Irina V. Fox, JD

Irina V. Fox, JD

Irina V. Fox, JD

School of Law


  • Business Associations, Corporate Finance, Mergers and Acquisitions, Securities Regulation, Secured Transactions

Academic Appointments


  • Law


  • Professor

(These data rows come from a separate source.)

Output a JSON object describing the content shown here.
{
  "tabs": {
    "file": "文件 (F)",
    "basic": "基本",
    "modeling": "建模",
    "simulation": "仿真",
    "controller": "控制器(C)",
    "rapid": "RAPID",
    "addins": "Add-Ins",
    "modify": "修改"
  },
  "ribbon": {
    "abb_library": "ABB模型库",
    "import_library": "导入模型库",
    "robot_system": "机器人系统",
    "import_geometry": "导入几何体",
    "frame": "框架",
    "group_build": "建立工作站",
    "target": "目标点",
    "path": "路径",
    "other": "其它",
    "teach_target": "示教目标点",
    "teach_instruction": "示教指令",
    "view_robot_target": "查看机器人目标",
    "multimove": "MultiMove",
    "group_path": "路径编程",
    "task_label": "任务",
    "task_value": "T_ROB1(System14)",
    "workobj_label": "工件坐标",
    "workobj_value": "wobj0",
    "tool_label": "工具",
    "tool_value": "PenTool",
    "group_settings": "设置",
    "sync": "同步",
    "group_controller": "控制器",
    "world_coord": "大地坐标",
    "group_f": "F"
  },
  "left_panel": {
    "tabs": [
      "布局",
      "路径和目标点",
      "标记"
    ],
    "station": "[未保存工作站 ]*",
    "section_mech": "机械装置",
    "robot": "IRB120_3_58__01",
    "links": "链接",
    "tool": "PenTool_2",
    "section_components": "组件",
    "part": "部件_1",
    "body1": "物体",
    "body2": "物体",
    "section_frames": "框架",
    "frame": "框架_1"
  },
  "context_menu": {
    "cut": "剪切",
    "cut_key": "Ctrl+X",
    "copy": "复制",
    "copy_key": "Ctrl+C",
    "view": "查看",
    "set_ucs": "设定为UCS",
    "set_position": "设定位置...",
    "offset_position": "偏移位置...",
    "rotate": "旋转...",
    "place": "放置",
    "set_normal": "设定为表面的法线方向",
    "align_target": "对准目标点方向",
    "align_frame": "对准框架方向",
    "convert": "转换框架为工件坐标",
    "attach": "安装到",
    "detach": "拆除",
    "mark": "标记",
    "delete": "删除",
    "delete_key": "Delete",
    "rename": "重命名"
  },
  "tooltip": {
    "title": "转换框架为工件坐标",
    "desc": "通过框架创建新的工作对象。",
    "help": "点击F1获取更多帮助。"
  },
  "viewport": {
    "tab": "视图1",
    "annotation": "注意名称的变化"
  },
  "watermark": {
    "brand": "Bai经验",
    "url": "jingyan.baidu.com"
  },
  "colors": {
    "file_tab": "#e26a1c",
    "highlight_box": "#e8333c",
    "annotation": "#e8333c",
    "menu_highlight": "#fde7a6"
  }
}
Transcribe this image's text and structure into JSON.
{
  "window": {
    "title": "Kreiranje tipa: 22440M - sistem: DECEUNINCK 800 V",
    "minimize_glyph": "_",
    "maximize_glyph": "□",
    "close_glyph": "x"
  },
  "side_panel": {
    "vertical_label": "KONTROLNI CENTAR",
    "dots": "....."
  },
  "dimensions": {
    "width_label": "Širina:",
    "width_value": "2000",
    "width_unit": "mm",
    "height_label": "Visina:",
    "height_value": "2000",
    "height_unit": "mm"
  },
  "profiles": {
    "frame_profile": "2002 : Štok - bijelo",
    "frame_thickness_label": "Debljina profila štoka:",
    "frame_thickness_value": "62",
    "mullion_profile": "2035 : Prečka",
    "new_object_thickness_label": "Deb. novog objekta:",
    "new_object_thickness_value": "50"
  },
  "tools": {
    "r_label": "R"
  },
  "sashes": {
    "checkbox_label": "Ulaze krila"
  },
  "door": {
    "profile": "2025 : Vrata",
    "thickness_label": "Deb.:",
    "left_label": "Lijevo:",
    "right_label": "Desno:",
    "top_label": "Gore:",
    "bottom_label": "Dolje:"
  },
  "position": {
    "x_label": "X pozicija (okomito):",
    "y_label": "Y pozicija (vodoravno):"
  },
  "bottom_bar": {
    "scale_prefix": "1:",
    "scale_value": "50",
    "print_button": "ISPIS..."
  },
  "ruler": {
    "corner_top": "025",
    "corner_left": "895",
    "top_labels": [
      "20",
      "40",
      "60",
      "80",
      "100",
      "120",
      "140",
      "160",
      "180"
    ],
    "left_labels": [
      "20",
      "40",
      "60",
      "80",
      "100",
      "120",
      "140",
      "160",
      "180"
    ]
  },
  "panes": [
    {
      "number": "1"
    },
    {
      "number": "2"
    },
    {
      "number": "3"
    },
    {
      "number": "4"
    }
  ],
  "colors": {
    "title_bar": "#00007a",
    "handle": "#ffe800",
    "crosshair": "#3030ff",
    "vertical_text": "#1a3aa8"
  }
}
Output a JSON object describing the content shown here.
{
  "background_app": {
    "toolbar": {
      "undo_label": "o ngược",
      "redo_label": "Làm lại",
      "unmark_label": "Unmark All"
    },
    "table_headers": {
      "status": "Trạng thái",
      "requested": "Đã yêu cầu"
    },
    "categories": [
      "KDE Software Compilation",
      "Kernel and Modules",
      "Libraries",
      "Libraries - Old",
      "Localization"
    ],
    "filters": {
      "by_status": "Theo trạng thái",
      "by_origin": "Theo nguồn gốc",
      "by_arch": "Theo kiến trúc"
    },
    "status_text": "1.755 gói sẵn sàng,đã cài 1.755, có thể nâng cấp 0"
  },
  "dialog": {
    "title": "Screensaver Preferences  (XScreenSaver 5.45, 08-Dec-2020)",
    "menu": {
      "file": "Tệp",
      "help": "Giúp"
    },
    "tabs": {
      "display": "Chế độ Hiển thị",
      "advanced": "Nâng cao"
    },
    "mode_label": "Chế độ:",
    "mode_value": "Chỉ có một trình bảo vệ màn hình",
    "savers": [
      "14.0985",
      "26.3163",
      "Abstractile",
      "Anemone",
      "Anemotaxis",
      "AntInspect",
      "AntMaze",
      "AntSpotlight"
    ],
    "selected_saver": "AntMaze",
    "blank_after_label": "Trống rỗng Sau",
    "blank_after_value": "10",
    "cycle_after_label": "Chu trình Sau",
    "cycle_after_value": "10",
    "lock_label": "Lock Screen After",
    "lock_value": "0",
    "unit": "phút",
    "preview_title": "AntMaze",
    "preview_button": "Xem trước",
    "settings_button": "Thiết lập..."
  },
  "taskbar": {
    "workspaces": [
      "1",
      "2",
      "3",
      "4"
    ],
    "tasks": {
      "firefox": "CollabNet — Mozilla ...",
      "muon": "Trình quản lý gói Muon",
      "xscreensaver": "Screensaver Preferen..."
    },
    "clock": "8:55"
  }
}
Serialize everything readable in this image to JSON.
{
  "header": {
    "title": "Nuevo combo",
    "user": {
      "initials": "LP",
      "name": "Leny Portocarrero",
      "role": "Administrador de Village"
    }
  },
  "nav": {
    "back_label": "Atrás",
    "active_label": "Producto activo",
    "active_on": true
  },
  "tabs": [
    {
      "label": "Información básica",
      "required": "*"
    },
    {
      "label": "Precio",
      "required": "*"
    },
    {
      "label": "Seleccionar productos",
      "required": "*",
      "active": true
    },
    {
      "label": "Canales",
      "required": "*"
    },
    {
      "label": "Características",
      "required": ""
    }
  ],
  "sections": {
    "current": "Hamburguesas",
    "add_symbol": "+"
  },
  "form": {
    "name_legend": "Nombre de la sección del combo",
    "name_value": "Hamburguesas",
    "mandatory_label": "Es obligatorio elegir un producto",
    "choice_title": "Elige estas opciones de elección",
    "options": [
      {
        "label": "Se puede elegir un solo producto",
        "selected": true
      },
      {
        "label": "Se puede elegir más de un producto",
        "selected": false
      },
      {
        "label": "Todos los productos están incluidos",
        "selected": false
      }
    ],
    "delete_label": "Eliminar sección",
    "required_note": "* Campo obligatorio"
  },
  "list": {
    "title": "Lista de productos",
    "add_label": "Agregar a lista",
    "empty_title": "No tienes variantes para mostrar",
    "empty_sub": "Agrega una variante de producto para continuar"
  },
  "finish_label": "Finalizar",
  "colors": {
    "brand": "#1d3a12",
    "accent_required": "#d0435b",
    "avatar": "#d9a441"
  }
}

Professor Fox specializes in business law, researching debtor-creditor relations and writing on bankruptcy issues.
Prior to joining the faculty of Creighton University School of Law, Professor Fox practiced law in San Francisco at an AmLaw A-List firm of Latham & Watkins. She represented multinational corporations in complex business litigation, focusing on antitrust. Professor Fox worked on several high-profile mergers. She was part of a trial team in a highly publicized Silicon Valley case. She also represented emerging companies in finance transactions and worked on cutting-edge bankruptcy matters. She defended the rights of several pro bono clients.
Professor Fox clerked for the Honorable Carl J. Barbier at the federal district court for the Eastern District of Louisiana. She graduated summa cum laude (second in her class) from the Louisiana State University Law Center and is a member of the Order of the Coif.

Publications and Presentations





Research and Scholarship

Research and Scholarship Interests

  • I research debtor-creditor issues, focusing on Chapter 11 corporate reorganizations and fraudulent transfers. I have also written on penalty clauses in testaments under Louisiana Civil Law and on expungement of criminal records under California Penal Code Section 851.8.

Current Research Projects

  • Avoidance of leveraged transactions as fraudulent transfers has proliferated in the aftermath of the recent financial crisis and during the resultant economic recession. When planning leveraged deals, such as buyouts, spinoffs, and intercorporate guarantees, corporate boards rely on solvency opinions prepared by outside financial advisors. If a leveraged transaction is challenged in court by a shareholder, the business judgment rule provides a highly deferential standard of judicial review of corporate decisions, as long the decision was well-informed and not tainted by fraud, illegality, or self-interest. If the same transaction is subject to fraudulent transfer avoidance, courts routinely employ a probing analysis, informed by 20/20-hindsight and according no deference to directorial decision making. Highlighting the irreconcilable discrepancy in the standards of judicial review, my Article argues that under the current legal regime the most reasonable solution from a planning perspective is to structure the leveraged deal in reliance on a good-faith solvency opinion procured from an independent expert. My latest Article reviews examples of post-financial crisis avoidance actions, identifies the most frequently recurring legal criticisms of solvency opinions, and provides tips for ensuring that the solvency opinion obtained contemporaneously with the transaction will minimize risk of avoidance in the future.